The Moon’s ancient atmosphere

For nearly 70 million years, the Moon had an atmosphere formed by volcanic gas.
By | Published: October 6, 2017 | Last updated on May 18, 2023

In this artist’s concept, the Imbrium Basin on the Moon erupts with volcanic activity 3.5 billion years ago, releasing thick clouds of gas so rapidly that it formed a temporary lunar atmosphere.


The Moon has been through some rough times. Just a few hundred million years after its formation, it experienced what astronomers like to call the period of Late Heavy Bombardment. During this time — lasting from about 4.1 to 3.8 billion years ago — the Moon (and indeed, the entire inner solar system) endured endless artillery strikes from interplanetary debris.
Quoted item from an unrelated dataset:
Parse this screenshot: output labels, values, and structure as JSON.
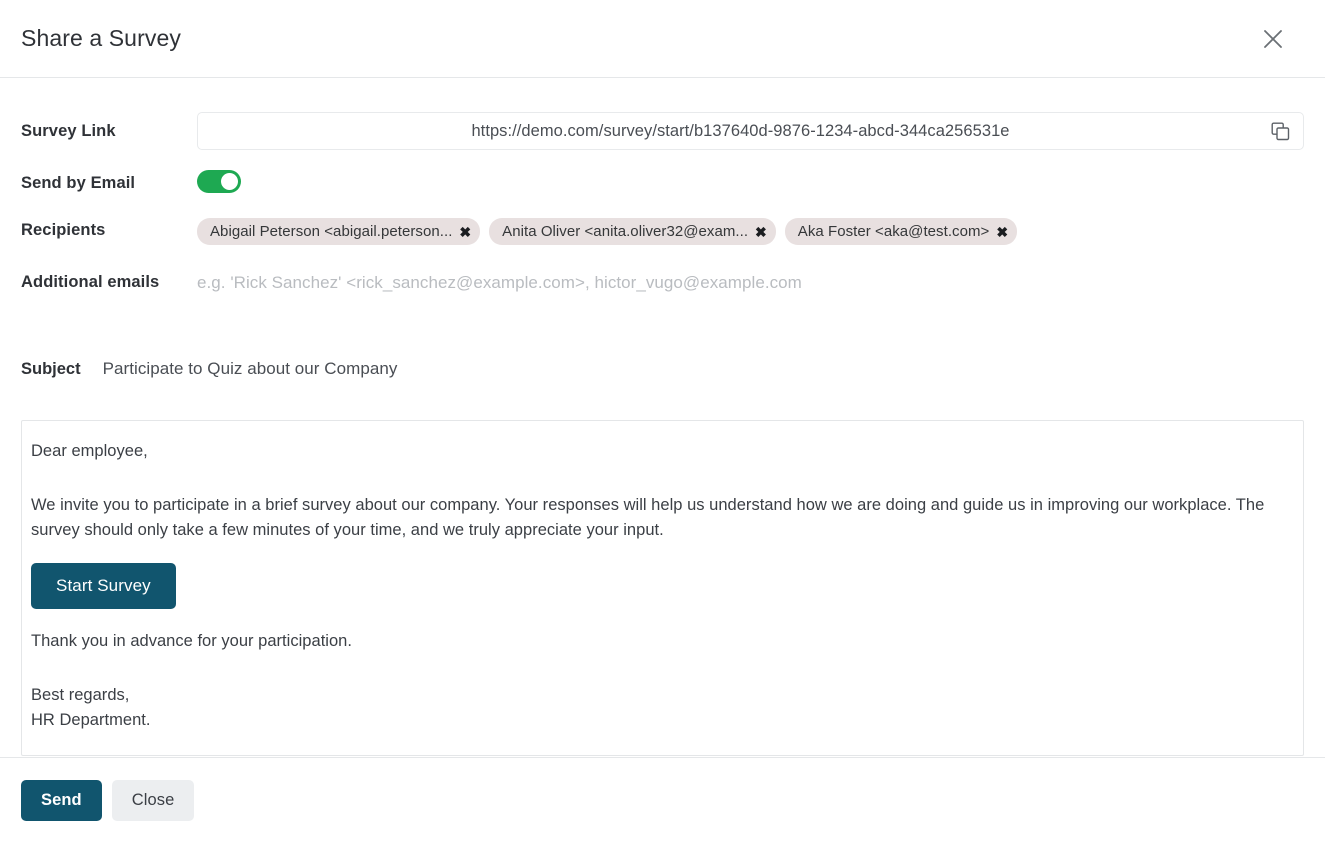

On the Moon, this triggered a series of volcanic eruptions that left its surface a hellish landscape filled with lava flows that stretched on for hundreds of miles.

In a recent study published in Earth and Planetary Science Letters, a pair of researchers showed that between 3 and 4 billion years ago, when the primordial Moon underwent this extremely violent period of volcanic activity, it spewed out enough gas to produce a relatively thick atmosphere that persisted for about 70 million years.


In this artist’s concept, the Moon is shown during the period of Late Heavy Bombardment (above) and as it appears today (below).

Tim Wetherell — Australian National University

Although this atmosphere was extremely thick by lunar standards, it pales in comparison to that of Earth. At its densest (around 3.5 billion years ago), the Moon’s atmosphere would exert a pressure of about 1 kilopascal, whereas at sea level on Earth, we experience around 100 kilopascals of pressure.

In order to calculate how much gas was present in the ancient lunar atmosphere, research scientist Debra H. Needham of NASA Marshall Space Flight Center and senior staff scientist David A. Kring of the Lunar and Planetary Institute (LPI) analyzed ancient lava flows on the Moon’s surface called maria, as well as Moon rocks collected during the Apollo 15 and 17 missions. By examining the rocks, the researchers determined what types of gases were present, while mapping the solidified lava flows allowed them to estimate the total volume of gas that was produced.

In the Apollo rock samples, the researchers found evidence of carbon monoxide, hydrogen and oxygen (the ingredients for water), sulfur, and a number of other volatile gases. Furthermore, the researchers used the rocks to calculate when the most intense periods of lunar volcanism occurred — about 3.8 and 3.5 billion years ago.


This time sequence of the lunar surface shows how lunar seas of basalt — a type of dark, grainy volcanic rock — changed in 500-million-year increments. Red areas show new deposits of the volcanic byproduct.

Debra Needham

“This work dramatically changes our view of the moon from an airless rocky body to one that used to be surrounded by an atmosphere more prevalent than that surrounding Mars today,” said Kring in a press release.

Though the vast majority of the lunar atmosphere escaped the Moon’s gravity and drifted off into space, there are some gases that could have settled into freezing, shaded craters near the lunar poles. If so, these volatile gases may be trapped in icy deposits, forming reservoirs of air and fuel that astronauts can tap into for future missions to the Moon and beyond. And in that case, maybe the Moon’s rough time was worth it.